Men are living longer, so women are less likely to become widows. Women are becoming slightly less likely to live alone in old age.
A job outside the home provides many opportunities to make friends and socialize, but those social opportunities often disappear when you retire. With few reasons to leave the house, loneliness is a commonly felt emotion during the retirement years, especially once a spouse passes away. But recent research indicates that a smaller share of seniors will be spending their retirement years alone.
The proportion of people age 65 and older living alone increased dramatically from 6 percent in 1900 to 29 percent in 1990, according to a recent Pew Research Center analysis of Census Bureau data. However, over the past 25 years the share of older adults living alone declined by 3 percentage points to 26 percent in 2014.
It is primarily older women who live alone. Women tend to live several years longer than men. They comprise 69 percent of the 12.1 million older Americans living alone, but this is down from 79 percent in 1990.
The life expectancy of men has recently been increasing faster than that of women and narrowing the longevity gap. The proportion of women 65 and older living alone declined from 38 percent in 1990 to 32 percent in 2014. The share of older men living alone actually increased from 15 percent to 18 percent over the same time period. “An increase in life expectancy, especially among men, has made it more likely that older women would be living with their spouses rather than as widows,” according to the Pew report.
A recent Urban Institute study observed a similar trend. The analysis found that, due to a shrinking gender gap in longevity, women are becoming less likely to outlive their husbands, and there is a smaller proportion of widows in the older population.
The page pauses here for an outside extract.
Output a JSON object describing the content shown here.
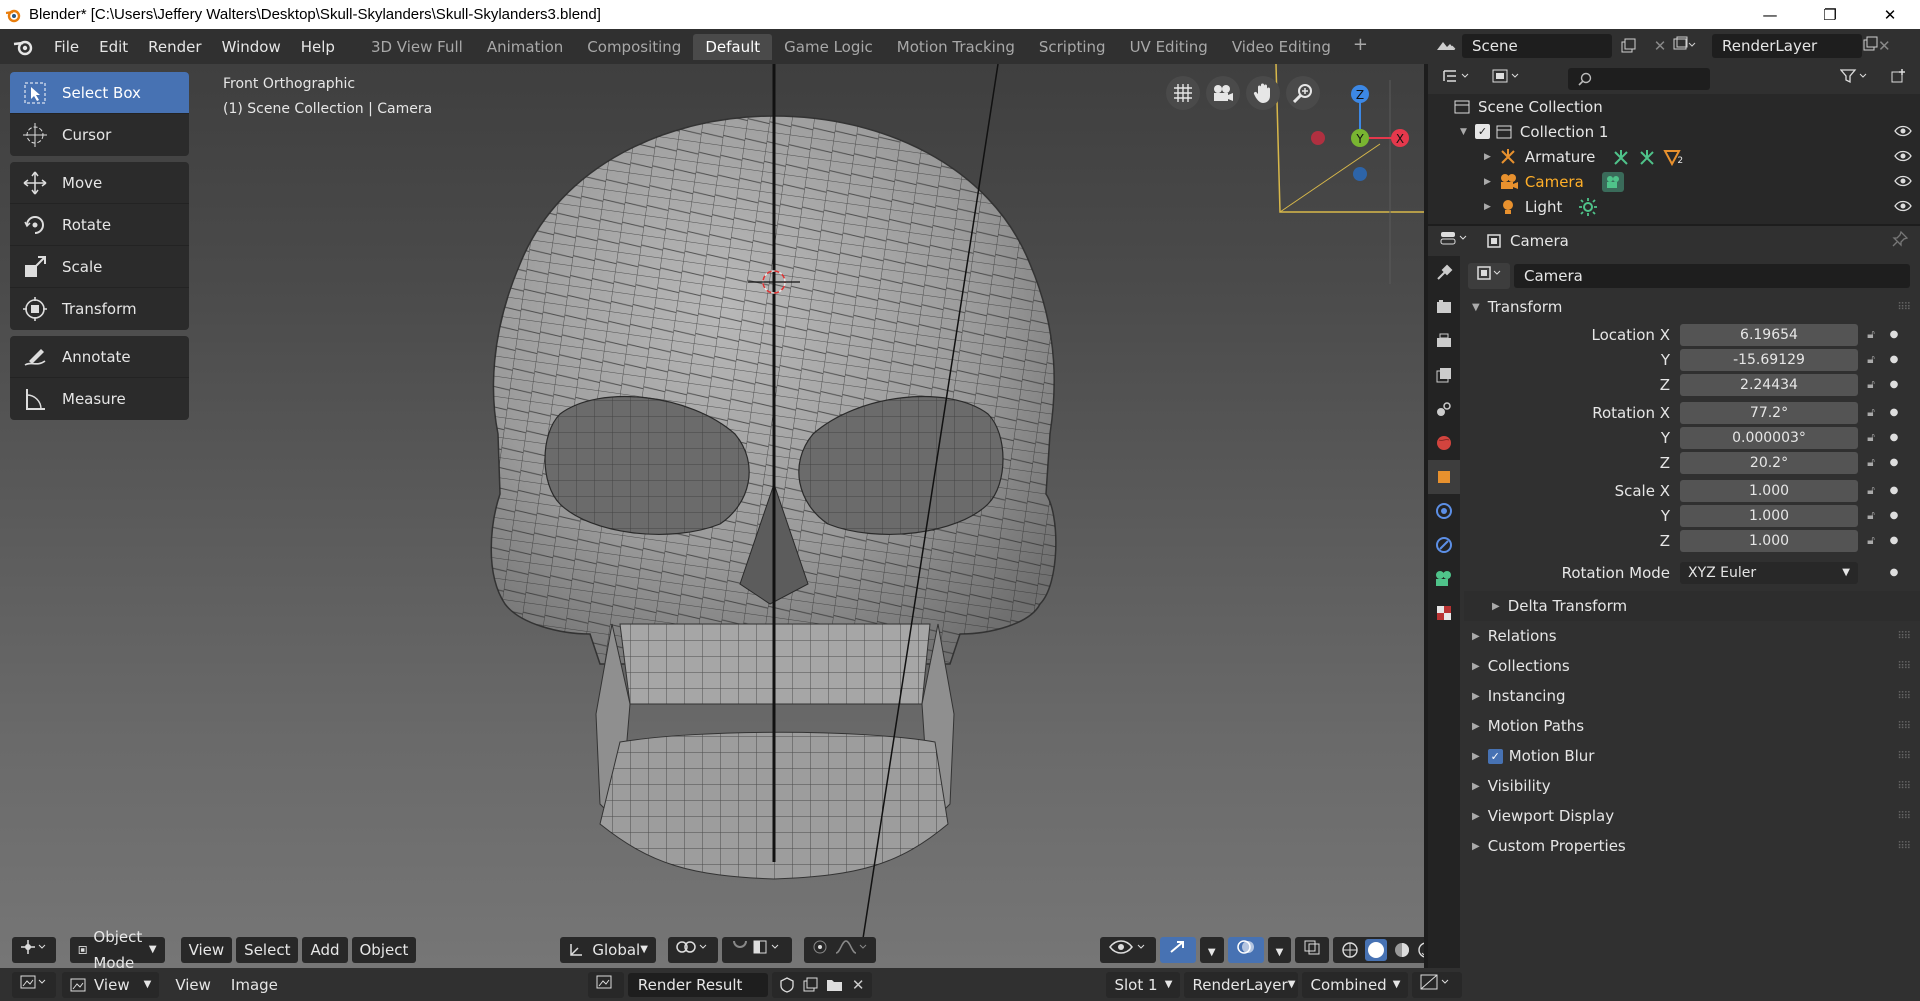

The Urban Institute projects that older women will be more likely to live with a spouse in 2060 than they were in 2000. Nonetheless, they expect that about half of women will spend at least 10 years without a spouse after age 65 over the next 50 years.
Many older adults are choosing to live alone. A 2014 Pew Research Center survey of 1,692 adults found that, if they could no longer live on their own, 61 percent would prefer to stay in their own home and have someone care for them there. Far fewer adults want to move into an assisted living facility (17 percent), reside with a family member (8 percent) or relocate to a nursing home (4 percent). The proportion of older Americans living in nursing homes or group quarters at age 85 or older has declined from 24 percent in 1990 to 11 percent in 2014, Pew found.
But living alone is often more expensive than living with others. Single seniors only have one Social Security check coming in instead of two, and there’s no one to split expenses with. The Pew survey found that people 65 and older who are living alone are more likely to have difficulty covering basic expenses. Only a third of older adults living alone say they live comfortably, compared to half of people the same age who live with others. “Your financial security is much greater when you are married than when you are living alone,” says Richard Johnson, a senior fellow and director of the program on retirement policy at the Urban Institute. “Your expenses don’t decline that much when you lose a spouse, but you lose that Social Security check and you could potentially lose a pension check.”